Russia's Central Aerohydrodynamics Institute (TsAGI) has turned to a second Irkut MS-21 wing-box to continue tests after the first example developed cracks under loading earlier this year.
TsAGI is contracted to do the wing testing and approval work by AeroComposite, which is itself contracted by Irkut and its parent company United Aircraft. AeroComposite will be supplying wings and other large composite structures for the MS-21 and Superjet 130 New Generation.
"The wing cracked in an expected zone when excessive loading was applied," said TsAGI. This initial specimen had been intended for technology mastering, checking design solutions and conducting tests for structural integrity and strength.
Testing began last summer, after the first wing box was manufactured by AeroComposite in cooperation with FACC of Austria.
Initial MS-21 specimens measure 10.2m x 2.9m x 2.05m and are manufactured from carbonfibre reinforced plastic, by means of vacuum infusion. Irkut chose this untried technology in 2010, gambling on lower manufacturing expenses by not using large autoclaves.
Tests and measurements conducted on the first wing-box helped determine the wing's ultimate strengths. TsAGI also carried out frequency and stiffness tests on the cracked wing-box specimen, and researched possible effects from typical airline operations.

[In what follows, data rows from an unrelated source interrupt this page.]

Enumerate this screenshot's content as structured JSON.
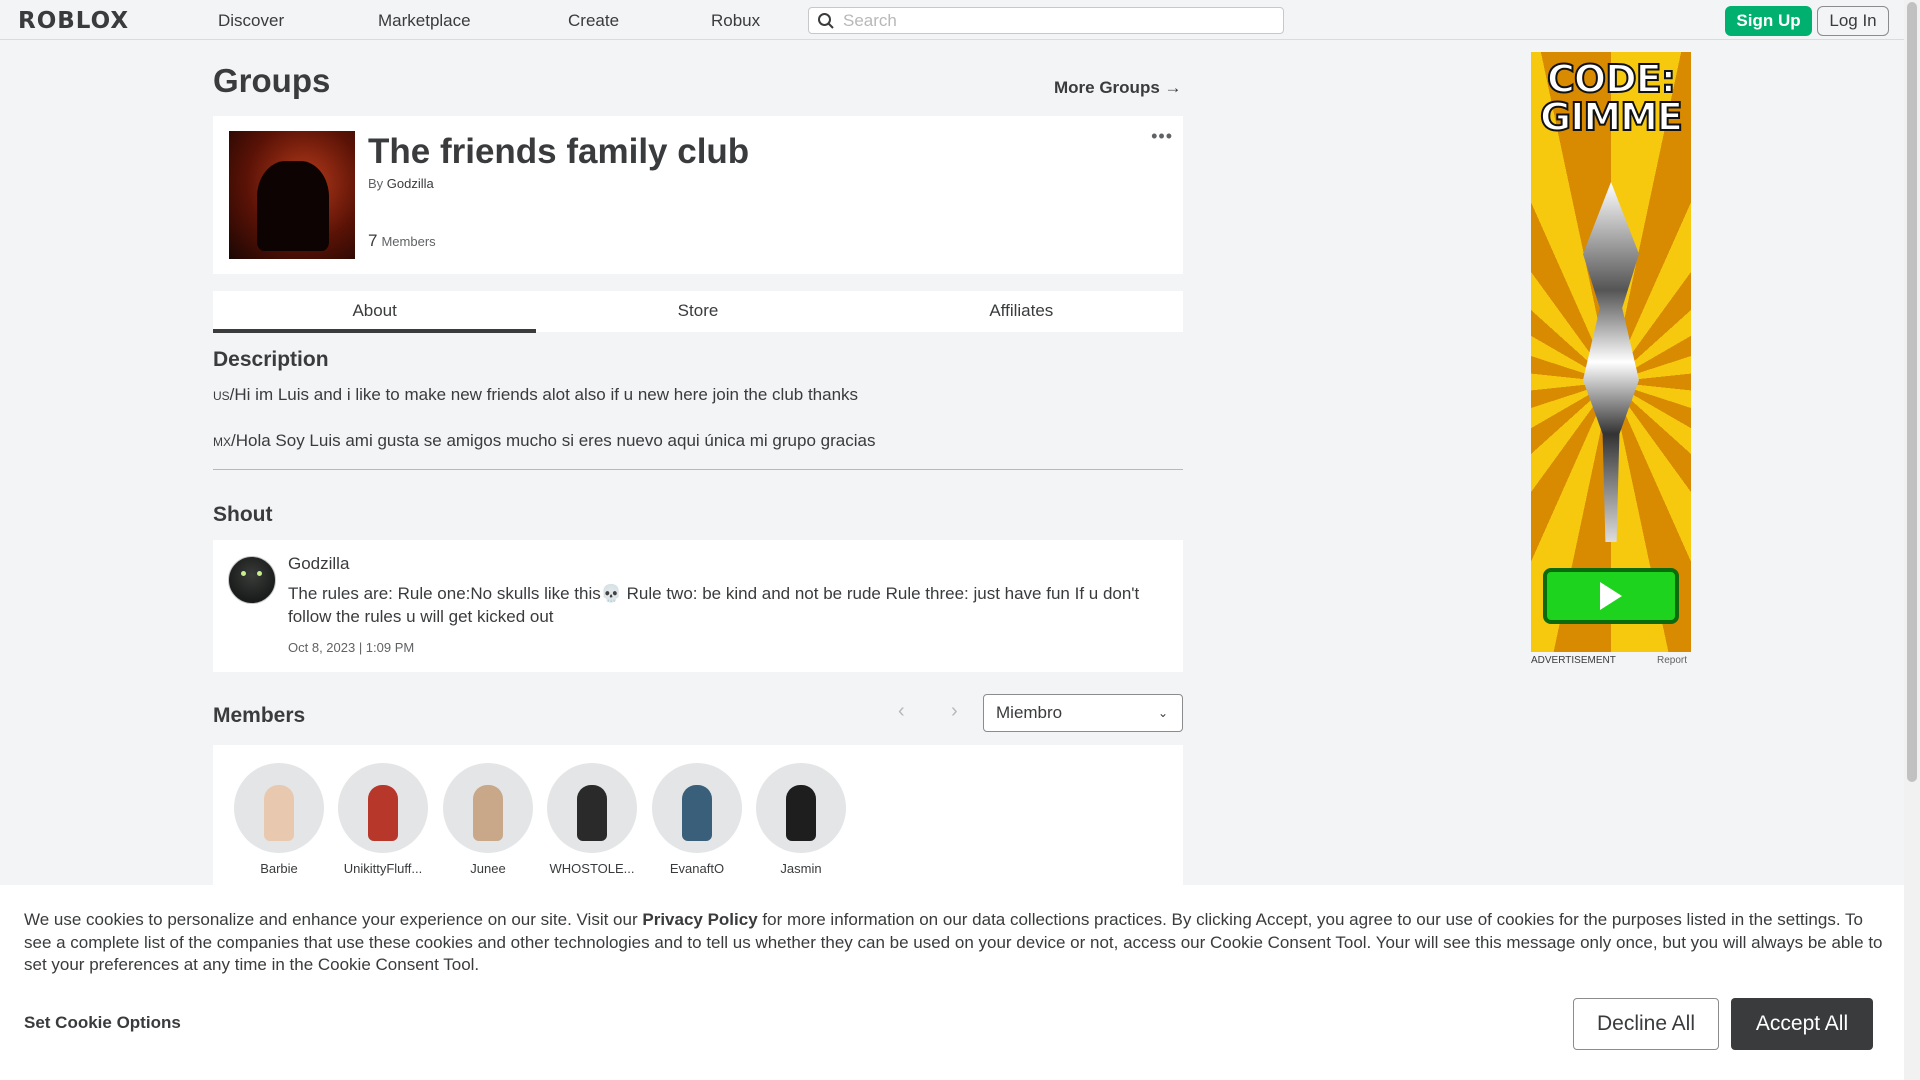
{
  "nav": {
    "logo": "ROBLOX",
    "items": [
      "Discover",
      "Marketplace",
      "Create",
      "Robux"
    ],
    "search_placeholder": "Search",
    "signup": "Sign Up",
    "login": "Log In"
  },
  "page": {
    "title": "Groups",
    "more_groups": "More Groups →"
  },
  "group": {
    "name": "The friends family club",
    "by_label": "By",
    "owner": "Godzilla",
    "member_count": "7",
    "member_label": "Members",
    "menu": "•••"
  },
  "tabs": [
    "About",
    "Store",
    "Affiliates"
  ],
  "description": {
    "heading": "Description",
    "lines": [
      {
        "flag": "US",
        "text": "/Hi im Luis and i like to make new friends alot also if u new here join the club thanks"
      },
      {
        "flag": "MX",
        "text": "/Hola Soy Luis ami gusta se amigos mucho si eres nuevo aqui única mi grupo gracias"
      }
    ]
  },
  "shout": {
    "heading": "Shout",
    "author": "Godzilla",
    "body": "The rules are: Rule one:No skulls like this💀 Rule two: be kind and not be rude Rule three: just have fun If u don't follow the rules u will get kicked out",
    "date": "Oct 8, 2023 | 1:09 PM"
  },
  "members": {
    "heading": "Members",
    "role_selected": "Miembro",
    "list": [
      {
        "name": "Barbie",
        "color": "#e8c9b0"
      },
      {
        "name": "UnikittyFluff...",
        "color": "#b7372a"
      },
      {
        "name": "Junee",
        "color": "#c9a88a"
      },
      {
        "name": "WHOSTOLE...",
        "color": "#2a2a2a"
      },
      {
        "name": "EvanaftO",
        "color": "#3a5f7a"
      },
      {
        "name": "Jasmin",
        "color": "#1e1e1e"
      }
    ]
  },
  "ad": {
    "title": "CODE: GIMME",
    "label": "ADVERTISEMENT",
    "report": "Report"
  },
  "cookie": {
    "text_before": "We use cookies to personalize and enhance your experience on our site. Visit our ",
    "link": "Privacy Policy",
    "text_after": " for more information on our data collections practices. By clicking Accept, you agree to our use of cookies for the purposes listed in the settings. To see a complete list of the companies that use these cookies and other technologies and to tell us whether they can be used on your device or not, access our Cookie Consent Tool. Your will see this message only once, but you will always be able to set your preferences at any time in the Cookie Consent Tool.",
    "options": "Set Cookie Options",
    "decline": "Decline All",
    "accept": "Accept All"
  }
}
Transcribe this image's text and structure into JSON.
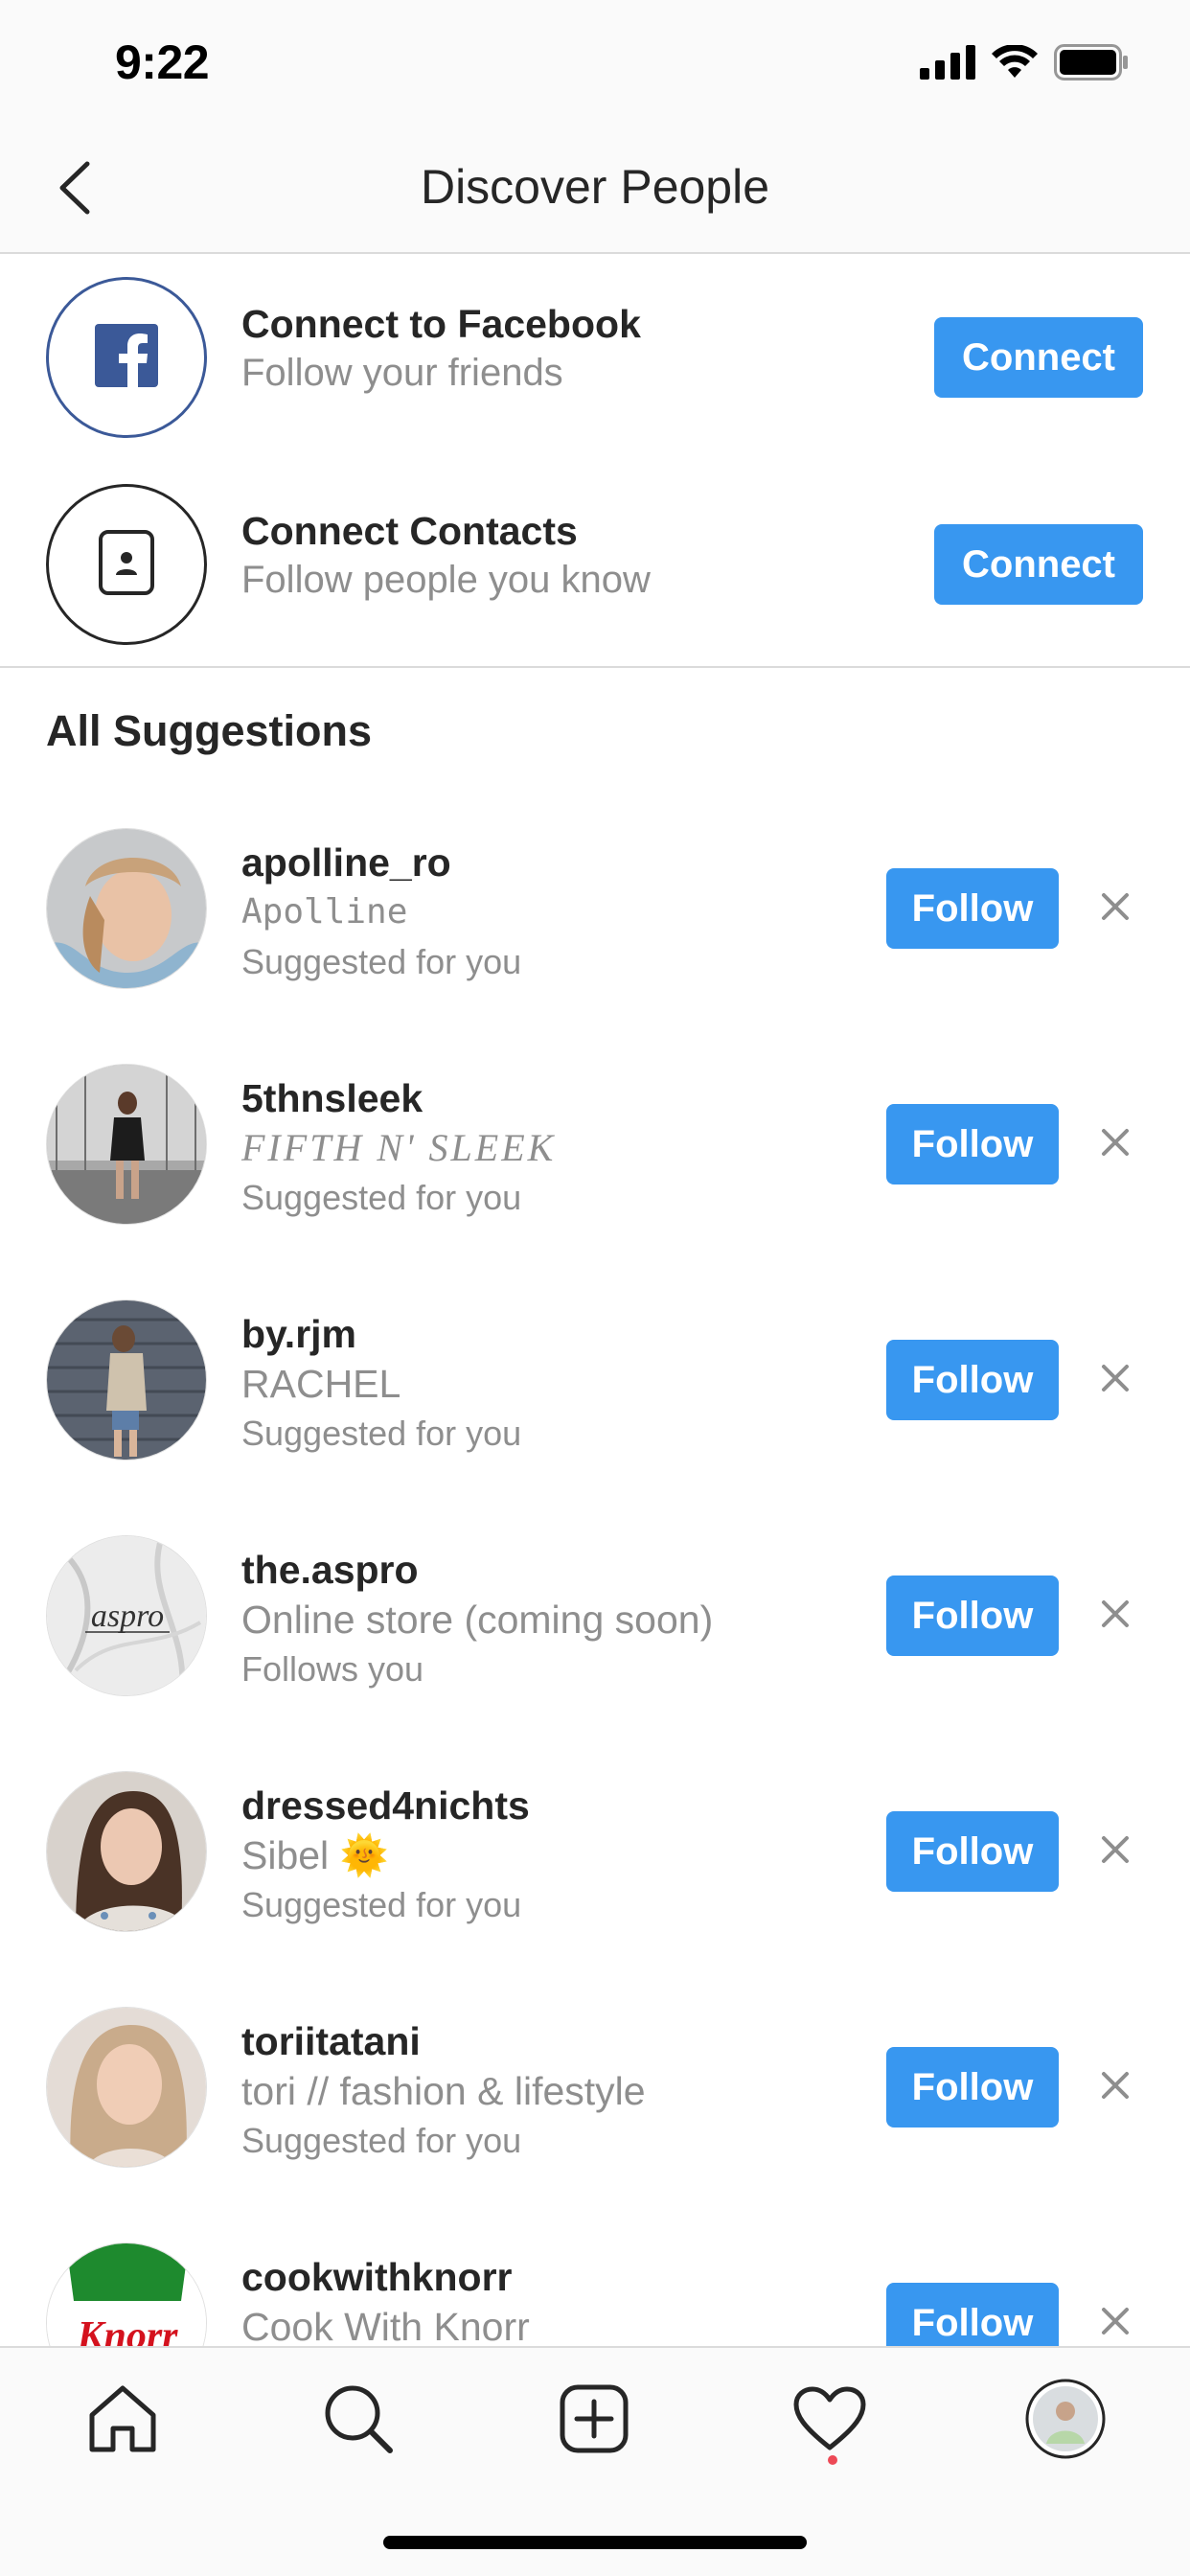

TsAGI said the first round of wing-box testing helped collect necessary data on modern composite structures for next generation commercial airliners as part of TsAGI's multi-tiered effort on creation of "a comprehensive data base on composite [airframe] parts".